Chase echoes the concept of picking days to just ride, and often will do a big portion of a ride without having cameras mounted and running. Chase tends to stop before downhill sections to set up his cameras. If by the bottom, he’s found no “nuggets,” the clips get erased.
As with riding skill, inspiration comes through dedicated practice. Batty and Morka will spend downtime looking through Instagram accounts for examples of cool photos. Chase does the same and will screen capture the most compelling examples. He also has a Pinterest account to which he saves location images that inspire him.

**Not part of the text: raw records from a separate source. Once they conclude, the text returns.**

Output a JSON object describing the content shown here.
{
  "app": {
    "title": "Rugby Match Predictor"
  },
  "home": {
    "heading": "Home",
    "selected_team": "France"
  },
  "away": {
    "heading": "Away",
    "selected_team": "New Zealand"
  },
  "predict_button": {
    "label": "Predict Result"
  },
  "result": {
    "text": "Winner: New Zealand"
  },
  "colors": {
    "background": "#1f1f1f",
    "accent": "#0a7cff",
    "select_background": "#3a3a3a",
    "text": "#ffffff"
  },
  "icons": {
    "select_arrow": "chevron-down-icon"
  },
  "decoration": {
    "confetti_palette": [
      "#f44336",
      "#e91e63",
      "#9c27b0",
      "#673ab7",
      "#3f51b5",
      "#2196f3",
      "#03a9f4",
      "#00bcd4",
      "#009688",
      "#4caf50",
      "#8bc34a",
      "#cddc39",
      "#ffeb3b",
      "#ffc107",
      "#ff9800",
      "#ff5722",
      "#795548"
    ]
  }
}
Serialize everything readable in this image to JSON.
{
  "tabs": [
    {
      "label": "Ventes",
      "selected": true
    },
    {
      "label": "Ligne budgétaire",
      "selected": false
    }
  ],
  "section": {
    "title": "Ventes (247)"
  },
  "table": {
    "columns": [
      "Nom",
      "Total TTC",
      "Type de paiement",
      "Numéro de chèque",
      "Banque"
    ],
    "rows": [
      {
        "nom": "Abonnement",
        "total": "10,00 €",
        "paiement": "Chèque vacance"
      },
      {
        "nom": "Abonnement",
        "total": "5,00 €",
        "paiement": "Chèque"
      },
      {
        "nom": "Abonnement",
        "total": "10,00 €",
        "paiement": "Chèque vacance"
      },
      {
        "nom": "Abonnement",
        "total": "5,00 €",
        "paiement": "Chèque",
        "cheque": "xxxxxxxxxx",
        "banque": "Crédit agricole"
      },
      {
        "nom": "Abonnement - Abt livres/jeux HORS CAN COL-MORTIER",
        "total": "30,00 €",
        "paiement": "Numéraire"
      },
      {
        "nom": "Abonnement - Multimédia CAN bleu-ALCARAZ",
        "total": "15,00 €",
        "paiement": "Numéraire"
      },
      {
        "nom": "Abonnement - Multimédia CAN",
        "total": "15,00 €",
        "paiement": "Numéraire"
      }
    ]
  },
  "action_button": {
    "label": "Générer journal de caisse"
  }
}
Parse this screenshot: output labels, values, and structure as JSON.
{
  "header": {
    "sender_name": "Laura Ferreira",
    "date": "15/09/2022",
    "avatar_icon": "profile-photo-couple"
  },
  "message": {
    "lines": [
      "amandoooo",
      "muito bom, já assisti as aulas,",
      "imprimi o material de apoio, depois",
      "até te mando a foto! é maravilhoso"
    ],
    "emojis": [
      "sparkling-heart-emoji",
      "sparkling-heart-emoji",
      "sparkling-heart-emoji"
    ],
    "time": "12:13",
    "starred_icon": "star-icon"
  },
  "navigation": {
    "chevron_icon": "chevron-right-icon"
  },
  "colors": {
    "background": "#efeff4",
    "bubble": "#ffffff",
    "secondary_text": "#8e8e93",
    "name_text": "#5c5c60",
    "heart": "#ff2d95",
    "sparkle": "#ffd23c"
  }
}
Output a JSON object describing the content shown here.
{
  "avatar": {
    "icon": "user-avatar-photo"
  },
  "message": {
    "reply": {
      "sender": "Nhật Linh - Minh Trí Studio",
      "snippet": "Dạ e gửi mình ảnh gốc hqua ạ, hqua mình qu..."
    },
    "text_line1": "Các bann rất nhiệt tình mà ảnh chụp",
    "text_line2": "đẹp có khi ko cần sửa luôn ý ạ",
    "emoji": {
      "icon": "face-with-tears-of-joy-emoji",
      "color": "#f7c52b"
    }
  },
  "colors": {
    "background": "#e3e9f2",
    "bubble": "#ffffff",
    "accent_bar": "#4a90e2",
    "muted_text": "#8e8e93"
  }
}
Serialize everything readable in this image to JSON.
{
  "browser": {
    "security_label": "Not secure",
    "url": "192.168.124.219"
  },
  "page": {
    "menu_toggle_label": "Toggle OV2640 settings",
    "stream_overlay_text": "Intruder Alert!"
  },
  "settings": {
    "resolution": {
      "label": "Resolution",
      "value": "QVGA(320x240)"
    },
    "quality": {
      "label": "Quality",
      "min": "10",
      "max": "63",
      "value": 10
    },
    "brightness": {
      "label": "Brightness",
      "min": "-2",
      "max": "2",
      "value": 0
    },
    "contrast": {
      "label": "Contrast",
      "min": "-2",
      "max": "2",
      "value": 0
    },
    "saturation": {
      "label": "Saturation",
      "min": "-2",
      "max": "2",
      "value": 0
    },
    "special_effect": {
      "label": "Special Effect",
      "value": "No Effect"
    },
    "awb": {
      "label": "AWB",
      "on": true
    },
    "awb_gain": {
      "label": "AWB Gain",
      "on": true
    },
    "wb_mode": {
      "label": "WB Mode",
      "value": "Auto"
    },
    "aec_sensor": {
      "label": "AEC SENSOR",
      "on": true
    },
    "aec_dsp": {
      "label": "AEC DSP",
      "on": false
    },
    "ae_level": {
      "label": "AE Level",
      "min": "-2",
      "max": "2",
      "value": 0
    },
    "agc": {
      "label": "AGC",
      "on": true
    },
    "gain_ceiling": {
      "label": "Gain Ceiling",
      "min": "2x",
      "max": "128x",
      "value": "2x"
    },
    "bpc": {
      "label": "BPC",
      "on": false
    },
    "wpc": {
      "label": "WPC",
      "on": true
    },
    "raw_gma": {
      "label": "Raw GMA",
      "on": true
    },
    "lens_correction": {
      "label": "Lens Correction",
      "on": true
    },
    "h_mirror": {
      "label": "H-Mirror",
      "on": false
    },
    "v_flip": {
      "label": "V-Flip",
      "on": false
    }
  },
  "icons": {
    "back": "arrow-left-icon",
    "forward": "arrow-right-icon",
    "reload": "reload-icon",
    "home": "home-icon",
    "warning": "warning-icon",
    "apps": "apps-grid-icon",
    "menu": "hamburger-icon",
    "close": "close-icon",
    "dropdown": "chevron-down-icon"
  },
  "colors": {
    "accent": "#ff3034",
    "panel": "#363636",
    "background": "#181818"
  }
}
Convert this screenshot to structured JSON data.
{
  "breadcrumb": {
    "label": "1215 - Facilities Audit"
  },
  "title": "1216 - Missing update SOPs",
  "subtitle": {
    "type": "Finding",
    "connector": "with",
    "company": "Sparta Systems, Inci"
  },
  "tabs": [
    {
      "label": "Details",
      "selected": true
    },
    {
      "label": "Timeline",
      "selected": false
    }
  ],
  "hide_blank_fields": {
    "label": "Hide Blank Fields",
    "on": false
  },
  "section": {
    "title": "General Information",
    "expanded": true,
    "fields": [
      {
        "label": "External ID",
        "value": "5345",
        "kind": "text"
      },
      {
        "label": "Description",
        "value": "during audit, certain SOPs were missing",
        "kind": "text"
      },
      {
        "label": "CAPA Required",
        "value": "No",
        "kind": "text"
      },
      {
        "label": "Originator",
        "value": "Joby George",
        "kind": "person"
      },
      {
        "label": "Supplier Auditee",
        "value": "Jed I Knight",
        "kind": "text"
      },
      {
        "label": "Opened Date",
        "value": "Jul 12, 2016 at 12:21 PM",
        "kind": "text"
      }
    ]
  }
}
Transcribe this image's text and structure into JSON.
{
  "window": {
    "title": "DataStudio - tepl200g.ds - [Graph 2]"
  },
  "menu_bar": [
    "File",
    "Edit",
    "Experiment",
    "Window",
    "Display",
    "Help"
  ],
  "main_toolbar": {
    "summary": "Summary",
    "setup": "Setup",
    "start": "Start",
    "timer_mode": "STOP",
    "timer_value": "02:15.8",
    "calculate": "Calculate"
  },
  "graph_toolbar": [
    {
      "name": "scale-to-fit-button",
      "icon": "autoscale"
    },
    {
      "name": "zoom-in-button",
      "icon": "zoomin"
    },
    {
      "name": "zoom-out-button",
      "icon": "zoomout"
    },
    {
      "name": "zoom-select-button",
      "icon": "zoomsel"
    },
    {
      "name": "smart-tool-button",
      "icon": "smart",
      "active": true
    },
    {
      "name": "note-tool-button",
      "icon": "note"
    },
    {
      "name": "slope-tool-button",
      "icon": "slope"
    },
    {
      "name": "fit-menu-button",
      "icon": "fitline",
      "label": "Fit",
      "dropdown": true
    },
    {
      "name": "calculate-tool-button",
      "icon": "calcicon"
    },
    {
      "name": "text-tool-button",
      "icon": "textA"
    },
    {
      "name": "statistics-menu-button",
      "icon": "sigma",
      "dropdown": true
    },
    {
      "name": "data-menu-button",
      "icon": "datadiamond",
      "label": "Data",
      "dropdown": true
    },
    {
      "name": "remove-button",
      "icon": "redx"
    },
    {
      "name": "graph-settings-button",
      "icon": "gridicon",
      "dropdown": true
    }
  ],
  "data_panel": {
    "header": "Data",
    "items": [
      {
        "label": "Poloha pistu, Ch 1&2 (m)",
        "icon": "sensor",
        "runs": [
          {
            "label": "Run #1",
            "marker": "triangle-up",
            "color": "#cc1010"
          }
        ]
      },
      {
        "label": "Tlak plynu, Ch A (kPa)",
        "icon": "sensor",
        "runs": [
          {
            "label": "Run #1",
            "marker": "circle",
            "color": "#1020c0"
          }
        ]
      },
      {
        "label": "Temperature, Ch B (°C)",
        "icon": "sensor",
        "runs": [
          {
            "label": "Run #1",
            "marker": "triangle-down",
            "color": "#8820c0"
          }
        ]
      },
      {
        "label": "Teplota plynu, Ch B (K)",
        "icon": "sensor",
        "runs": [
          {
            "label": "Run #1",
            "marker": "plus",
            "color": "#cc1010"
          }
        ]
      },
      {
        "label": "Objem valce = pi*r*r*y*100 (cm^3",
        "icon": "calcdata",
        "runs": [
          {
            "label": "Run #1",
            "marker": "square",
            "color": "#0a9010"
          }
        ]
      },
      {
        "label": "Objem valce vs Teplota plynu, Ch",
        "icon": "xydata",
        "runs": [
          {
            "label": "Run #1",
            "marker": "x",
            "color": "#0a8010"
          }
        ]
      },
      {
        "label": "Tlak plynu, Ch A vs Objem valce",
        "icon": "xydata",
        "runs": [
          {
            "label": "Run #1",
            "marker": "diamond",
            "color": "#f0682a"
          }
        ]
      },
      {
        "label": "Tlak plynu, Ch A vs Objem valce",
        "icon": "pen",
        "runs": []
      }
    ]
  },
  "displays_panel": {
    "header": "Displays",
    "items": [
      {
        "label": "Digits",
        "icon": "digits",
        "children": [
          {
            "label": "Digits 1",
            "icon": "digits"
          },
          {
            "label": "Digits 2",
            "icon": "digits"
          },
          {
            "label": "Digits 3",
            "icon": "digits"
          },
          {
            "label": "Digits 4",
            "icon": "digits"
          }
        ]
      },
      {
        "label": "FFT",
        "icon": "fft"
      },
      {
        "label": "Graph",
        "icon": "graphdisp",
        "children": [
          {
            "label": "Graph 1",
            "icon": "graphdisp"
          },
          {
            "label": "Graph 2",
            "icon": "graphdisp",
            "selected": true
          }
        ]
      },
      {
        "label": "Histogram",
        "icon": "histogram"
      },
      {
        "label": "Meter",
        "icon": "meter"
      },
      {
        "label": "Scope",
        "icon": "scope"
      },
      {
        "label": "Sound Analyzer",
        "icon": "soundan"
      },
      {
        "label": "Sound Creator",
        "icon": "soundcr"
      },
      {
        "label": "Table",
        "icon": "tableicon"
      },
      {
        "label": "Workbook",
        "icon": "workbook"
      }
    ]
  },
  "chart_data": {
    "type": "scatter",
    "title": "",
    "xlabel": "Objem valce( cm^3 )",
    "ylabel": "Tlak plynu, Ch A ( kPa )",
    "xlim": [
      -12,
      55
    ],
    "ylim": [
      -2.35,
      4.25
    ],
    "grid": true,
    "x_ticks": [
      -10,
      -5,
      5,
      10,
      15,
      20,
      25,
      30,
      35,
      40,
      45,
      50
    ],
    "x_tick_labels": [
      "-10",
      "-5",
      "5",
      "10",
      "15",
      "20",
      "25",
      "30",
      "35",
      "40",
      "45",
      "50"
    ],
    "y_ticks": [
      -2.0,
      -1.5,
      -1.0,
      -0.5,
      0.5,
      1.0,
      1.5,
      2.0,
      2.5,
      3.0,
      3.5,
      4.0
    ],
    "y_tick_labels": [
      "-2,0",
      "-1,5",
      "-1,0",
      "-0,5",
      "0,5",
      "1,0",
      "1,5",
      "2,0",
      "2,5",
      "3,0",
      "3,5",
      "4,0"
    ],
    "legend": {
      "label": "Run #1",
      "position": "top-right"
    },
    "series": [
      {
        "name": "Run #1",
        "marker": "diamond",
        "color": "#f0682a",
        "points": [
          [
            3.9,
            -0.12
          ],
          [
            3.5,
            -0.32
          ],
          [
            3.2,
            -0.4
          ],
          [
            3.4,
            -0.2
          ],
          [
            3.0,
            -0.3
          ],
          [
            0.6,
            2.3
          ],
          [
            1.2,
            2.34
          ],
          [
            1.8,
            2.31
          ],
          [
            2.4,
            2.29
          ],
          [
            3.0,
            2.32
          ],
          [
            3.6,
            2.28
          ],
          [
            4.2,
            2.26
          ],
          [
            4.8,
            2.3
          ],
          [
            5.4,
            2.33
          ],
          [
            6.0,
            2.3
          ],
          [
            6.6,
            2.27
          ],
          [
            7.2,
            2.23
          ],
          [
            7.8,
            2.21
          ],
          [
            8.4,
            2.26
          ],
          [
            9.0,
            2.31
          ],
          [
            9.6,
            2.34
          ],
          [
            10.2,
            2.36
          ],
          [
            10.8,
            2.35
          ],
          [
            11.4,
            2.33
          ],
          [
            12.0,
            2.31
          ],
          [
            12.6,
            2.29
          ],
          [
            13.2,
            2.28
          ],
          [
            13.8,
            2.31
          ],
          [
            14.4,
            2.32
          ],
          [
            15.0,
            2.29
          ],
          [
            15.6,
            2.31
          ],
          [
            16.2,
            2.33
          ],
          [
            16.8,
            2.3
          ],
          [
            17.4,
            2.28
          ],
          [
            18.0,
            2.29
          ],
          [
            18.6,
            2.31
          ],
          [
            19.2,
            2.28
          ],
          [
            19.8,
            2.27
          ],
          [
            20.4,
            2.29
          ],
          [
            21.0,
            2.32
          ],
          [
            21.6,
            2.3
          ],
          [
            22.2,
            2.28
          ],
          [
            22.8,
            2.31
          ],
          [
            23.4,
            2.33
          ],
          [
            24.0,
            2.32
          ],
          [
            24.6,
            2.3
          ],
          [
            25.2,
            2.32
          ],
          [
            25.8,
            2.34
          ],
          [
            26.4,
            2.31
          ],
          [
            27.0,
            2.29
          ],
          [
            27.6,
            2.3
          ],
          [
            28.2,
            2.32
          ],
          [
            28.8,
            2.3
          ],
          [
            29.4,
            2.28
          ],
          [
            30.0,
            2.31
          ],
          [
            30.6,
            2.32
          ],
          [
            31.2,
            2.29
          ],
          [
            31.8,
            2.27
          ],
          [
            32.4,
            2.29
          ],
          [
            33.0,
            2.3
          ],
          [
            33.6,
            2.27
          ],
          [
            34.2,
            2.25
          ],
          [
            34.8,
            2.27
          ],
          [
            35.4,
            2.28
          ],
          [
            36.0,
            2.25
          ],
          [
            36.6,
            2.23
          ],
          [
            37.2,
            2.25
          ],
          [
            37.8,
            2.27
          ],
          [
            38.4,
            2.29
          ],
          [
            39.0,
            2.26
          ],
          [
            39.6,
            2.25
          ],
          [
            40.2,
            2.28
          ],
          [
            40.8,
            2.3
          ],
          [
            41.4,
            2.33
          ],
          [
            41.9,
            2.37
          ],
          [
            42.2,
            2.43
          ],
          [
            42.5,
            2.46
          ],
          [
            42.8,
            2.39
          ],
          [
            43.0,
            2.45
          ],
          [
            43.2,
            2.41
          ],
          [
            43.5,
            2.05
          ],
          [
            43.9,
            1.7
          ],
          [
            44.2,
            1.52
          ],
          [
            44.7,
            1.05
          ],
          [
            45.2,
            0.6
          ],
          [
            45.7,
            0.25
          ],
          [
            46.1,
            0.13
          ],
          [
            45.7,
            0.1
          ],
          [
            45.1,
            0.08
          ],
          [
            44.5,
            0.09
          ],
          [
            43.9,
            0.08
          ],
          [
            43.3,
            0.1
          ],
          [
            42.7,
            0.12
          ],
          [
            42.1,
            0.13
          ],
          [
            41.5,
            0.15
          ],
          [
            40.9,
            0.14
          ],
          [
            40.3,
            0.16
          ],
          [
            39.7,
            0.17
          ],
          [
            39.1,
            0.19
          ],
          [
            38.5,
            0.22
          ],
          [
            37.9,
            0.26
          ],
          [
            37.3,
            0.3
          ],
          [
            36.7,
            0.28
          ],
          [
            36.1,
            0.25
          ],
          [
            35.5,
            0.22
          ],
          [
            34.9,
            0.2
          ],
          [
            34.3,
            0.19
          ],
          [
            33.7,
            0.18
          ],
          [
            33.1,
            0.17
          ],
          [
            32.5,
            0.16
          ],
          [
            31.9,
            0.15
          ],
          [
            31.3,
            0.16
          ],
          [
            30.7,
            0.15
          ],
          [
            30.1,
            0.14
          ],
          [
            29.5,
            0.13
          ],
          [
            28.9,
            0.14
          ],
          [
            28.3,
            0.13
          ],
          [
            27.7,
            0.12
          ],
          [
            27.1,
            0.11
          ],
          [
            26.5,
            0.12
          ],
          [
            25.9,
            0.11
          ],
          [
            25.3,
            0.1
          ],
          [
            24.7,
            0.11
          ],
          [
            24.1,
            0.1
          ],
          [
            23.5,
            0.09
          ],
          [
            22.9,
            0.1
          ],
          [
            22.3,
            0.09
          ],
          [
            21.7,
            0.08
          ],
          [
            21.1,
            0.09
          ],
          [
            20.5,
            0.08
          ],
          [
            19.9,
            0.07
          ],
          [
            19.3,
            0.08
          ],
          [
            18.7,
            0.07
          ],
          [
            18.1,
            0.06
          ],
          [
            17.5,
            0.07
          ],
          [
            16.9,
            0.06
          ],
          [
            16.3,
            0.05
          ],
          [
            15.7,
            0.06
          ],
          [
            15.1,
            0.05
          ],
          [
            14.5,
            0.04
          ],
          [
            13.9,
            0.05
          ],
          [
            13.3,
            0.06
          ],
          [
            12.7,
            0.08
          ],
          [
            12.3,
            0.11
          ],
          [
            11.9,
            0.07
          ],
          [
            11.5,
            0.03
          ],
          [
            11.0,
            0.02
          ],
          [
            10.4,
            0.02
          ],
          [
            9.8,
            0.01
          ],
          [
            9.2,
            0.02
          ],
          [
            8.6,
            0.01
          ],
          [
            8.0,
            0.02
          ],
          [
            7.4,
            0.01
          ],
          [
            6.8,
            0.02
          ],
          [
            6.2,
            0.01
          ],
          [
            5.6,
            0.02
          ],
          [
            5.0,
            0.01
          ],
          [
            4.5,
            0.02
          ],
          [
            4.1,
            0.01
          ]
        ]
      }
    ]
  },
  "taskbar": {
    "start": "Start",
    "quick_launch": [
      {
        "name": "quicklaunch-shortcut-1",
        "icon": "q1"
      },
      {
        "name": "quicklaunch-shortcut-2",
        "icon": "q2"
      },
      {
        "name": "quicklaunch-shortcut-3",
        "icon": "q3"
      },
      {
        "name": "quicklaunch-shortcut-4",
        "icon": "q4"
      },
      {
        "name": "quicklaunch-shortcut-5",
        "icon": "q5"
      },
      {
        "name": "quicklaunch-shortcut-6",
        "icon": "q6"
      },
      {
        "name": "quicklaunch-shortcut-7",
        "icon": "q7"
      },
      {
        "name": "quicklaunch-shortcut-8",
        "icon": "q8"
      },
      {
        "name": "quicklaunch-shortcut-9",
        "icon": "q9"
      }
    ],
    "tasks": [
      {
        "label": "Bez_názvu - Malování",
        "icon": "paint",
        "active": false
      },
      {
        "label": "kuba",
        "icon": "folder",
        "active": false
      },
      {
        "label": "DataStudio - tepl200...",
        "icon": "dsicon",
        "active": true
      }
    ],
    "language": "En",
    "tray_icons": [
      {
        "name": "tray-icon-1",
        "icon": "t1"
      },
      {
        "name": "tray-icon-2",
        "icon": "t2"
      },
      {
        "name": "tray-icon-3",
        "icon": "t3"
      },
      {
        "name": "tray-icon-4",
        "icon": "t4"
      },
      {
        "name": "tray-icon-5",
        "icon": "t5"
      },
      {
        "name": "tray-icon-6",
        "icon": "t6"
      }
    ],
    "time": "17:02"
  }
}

“I might see a trail by a waterfall and think how cool it would be with a bike on that trail,” said Chase, who now has a catalogue of location ideas he can pull out when meeting with sponsors. That approach has been part of what has led to the development of a new series with Red Bull called Mtnmods, which Chase describes as a diy freeride show. Complete with the #Mtnmods hashtag, the show is all about finding cool ways to develop and ride fun features that viewers can recreate at home.
Just as the visuals inspire others to ride, the process of shooting and producing photos and videos is one more reason to ride for Morka, Chase and Leech. “I went out for a ride the other day with a buddy. We did a hike-a-bike up to the top of a peak. Typically, we want to be turning cranks and not pushing the bike, but I assured him, ‘Once we get up there, it will be super cool because it’s like this exposed slickrock on top of a mountain in New Hampshire,’” said Chase.
“We ended up spending an hour riding around up there, shooting photos, exploring, checking things out before we ever hopped on a trail to ride down,” said Chase. “My buddy commented how cool it is to ride something other than trail, to ride all the rocks up top instead of just riding the trail ahead. It brings you back to how you got started in biking really.”
Aaron Chase ensures all angles are covered opposite right Chase’s Gopro kit
right Chase manages to get angles not possible with conventional gear
below Chase gets aquainted with Gopro’s drone
top Leech’s very expensive and protective propeller beanie
centre Leech’s filming kit
Leech performs a bunny hop
left Ryan Leech and Thomas Vanderham teach riders how to jump
photos Emily Batty top right
Batty in selfie mode with Adam Morka behind, and in front of, the lens